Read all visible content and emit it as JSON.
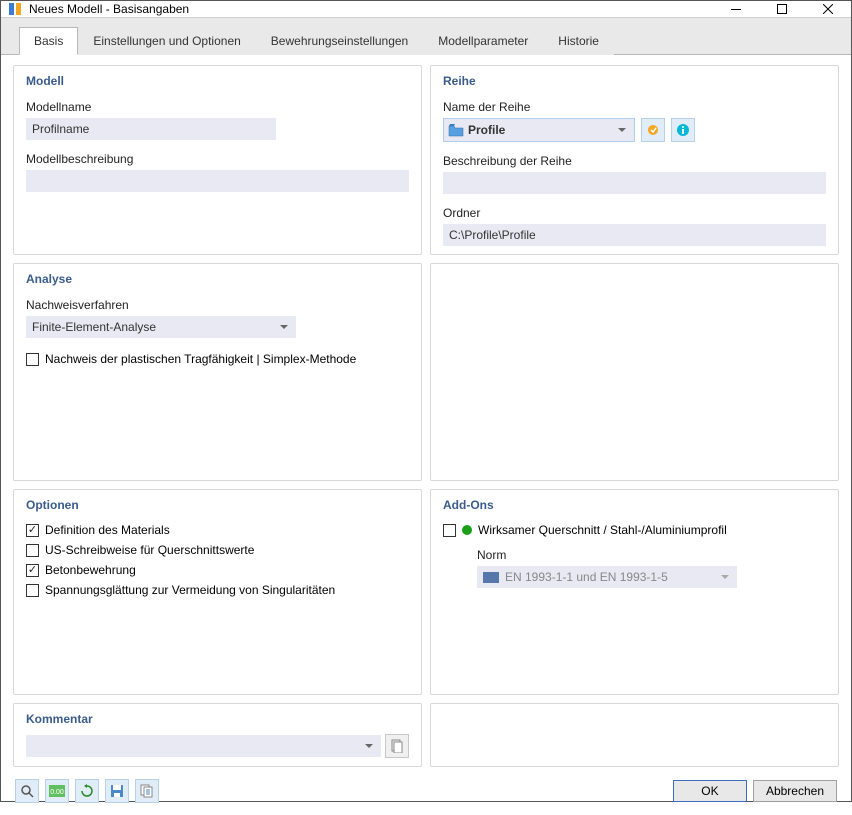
{
  "window": {
    "title": "Neues Modell - Basisangaben"
  },
  "tabs": [
    {
      "label": "Basis",
      "active": true
    },
    {
      "label": "Einstellungen und Optionen",
      "active": false
    },
    {
      "label": "Bewehrungseinstellungen",
      "active": false
    },
    {
      "label": "Modellparameter",
      "active": false
    },
    {
      "label": "Historie",
      "active": false
    }
  ],
  "modell": {
    "title": "Modell",
    "name_label": "Modellname",
    "name_value": "Profilname",
    "desc_label": "Modellbeschreibung",
    "desc_value": ""
  },
  "reihe": {
    "title": "Reihe",
    "name_label": "Name der Reihe",
    "select_value": "Profile",
    "desc_label": "Beschreibung der Reihe",
    "desc_value": "",
    "folder_label": "Ordner",
    "folder_value": "C:\\Profile\\Profile"
  },
  "analyse": {
    "title": "Analyse",
    "method_label": "Nachweisverfahren",
    "method_value": "Finite-Element-Analyse",
    "plastic_label": "Nachweis der plastischen Tragfähigkeit | Simplex-Methode",
    "plastic_checked": false
  },
  "optionen": {
    "title": "Optionen",
    "items": [
      {
        "label": "Definition des Materials",
        "checked": true
      },
      {
        "label": "US-Schreibweise für Querschnittswerte",
        "checked": false
      },
      {
        "label": "Betonbewehrung",
        "checked": true
      },
      {
        "label": "Spannungsglättung zur Vermeidung von Singularitäten",
        "checked": false
      }
    ]
  },
  "addons": {
    "title": "Add-Ons",
    "eff_label": "Wirksamer Querschnitt / Stahl-/Aluminiumprofil",
    "eff_checked": false,
    "norm_label": "Norm",
    "norm_value": "EN 1993-1-1 und EN 1993-1-5"
  },
  "kommentar": {
    "title": "Kommentar",
    "value": ""
  },
  "buttons": {
    "ok": "OK",
    "cancel": "Abbrechen"
  }
}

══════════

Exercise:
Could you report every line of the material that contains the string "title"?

Solution for this problem:
    "title": "Neues Modell - Basisangaben"
    "title": "Modell",
    "title": "Reihe",
    "title": "Analyse",
    "title": "Optionen",
    "title": "Add-Ons",
    "title": "Kommentar",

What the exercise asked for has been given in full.